WHAT NEEDS TO BE DONE
The entire listing below should be output exactly as it stands.

-- DATA SUPPLIED follows --

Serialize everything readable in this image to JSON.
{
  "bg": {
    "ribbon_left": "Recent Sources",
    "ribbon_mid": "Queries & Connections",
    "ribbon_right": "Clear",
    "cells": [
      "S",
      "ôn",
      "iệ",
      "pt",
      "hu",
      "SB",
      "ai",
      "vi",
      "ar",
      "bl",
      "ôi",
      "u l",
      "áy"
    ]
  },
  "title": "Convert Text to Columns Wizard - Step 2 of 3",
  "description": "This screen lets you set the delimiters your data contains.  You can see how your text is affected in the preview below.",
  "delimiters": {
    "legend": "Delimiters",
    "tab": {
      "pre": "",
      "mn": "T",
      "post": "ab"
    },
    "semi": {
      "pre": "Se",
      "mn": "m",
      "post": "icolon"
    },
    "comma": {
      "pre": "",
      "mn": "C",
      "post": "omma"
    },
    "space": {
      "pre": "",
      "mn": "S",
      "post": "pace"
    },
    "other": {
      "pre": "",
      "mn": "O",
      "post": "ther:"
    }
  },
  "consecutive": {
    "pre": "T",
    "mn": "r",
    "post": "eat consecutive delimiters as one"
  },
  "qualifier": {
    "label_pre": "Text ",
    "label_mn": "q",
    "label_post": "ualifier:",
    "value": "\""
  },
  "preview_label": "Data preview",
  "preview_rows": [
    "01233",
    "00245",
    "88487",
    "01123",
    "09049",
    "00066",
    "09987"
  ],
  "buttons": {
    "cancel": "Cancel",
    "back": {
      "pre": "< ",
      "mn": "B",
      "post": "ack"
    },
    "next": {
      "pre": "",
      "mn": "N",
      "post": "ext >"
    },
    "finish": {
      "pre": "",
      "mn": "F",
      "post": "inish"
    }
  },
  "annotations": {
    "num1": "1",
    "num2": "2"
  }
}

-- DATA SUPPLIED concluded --

RESULT OF THIS TASK
Serialize everything readable in this image to JSON.
{
  "bg": {
    "ribbon_left": "Recent Sources",
    "ribbon_mid": "Queries & Connections",
    "ribbon_right": "Clear",
    "cells": [
      "S",
      "ôn",
      "iệ",
      "pt",
      "hu",
      "SB",
      "ai",
      "vi",
      "ar",
      "bl",
      "ôi",
      "u l",
      "áy"
    ]
  },
  "title": "Convert Text to Columns Wizard - Step 2 of 3",
  "description": "This screen lets you set the delimiters your data contains.  You can see how your text is affected in the preview below.",
  "delimiters": {
    "legend": "Delimiters",
    "tab": {
      "pre": "",
      "mn": "T",
      "post": "ab"
    },
    "semi": {
      "pre": "Se",
      "mn": "m",
      "post": "icolon"
    },
    "comma": {
      "pre": "",
      "mn": "C",
      "post": "omma"
    },
    "space": {
      "pre": "",
      "mn": "S",
      "post": "pace"
    },
    "other": {
      "pre": "",
      "mn": "O",
      "post": "ther:"
    }
  },
  "consecutive": {
    "pre": "T",
    "mn": "r",
    "post": "eat consecutive delimiters as one"
  },
  "qualifier": {
    "label_pre": "Text ",
    "label_mn": "q",
    "label_post": "ualifier:",
    "value": "\""
  },
  "preview_label": "Data preview",
  "preview_rows": [
    "01233",
    "00245",
    "88487",
    "01123",
    "09049",
    "00066",
    "09987"
  ],
  "buttons": {
    "cancel": "Cancel",
    "back": {
      "pre": "< ",
      "mn": "B",
      "post": "ack"
    },
    "next": {
      "pre": "",
      "mn": "N",
      "post": "ext >"
    },
    "finish": {
      "pre": "",
      "mn": "F",
      "post": "inish"
    }
  },
  "annotations": {
    "num1": "1",
    "num2": "2"
  }
}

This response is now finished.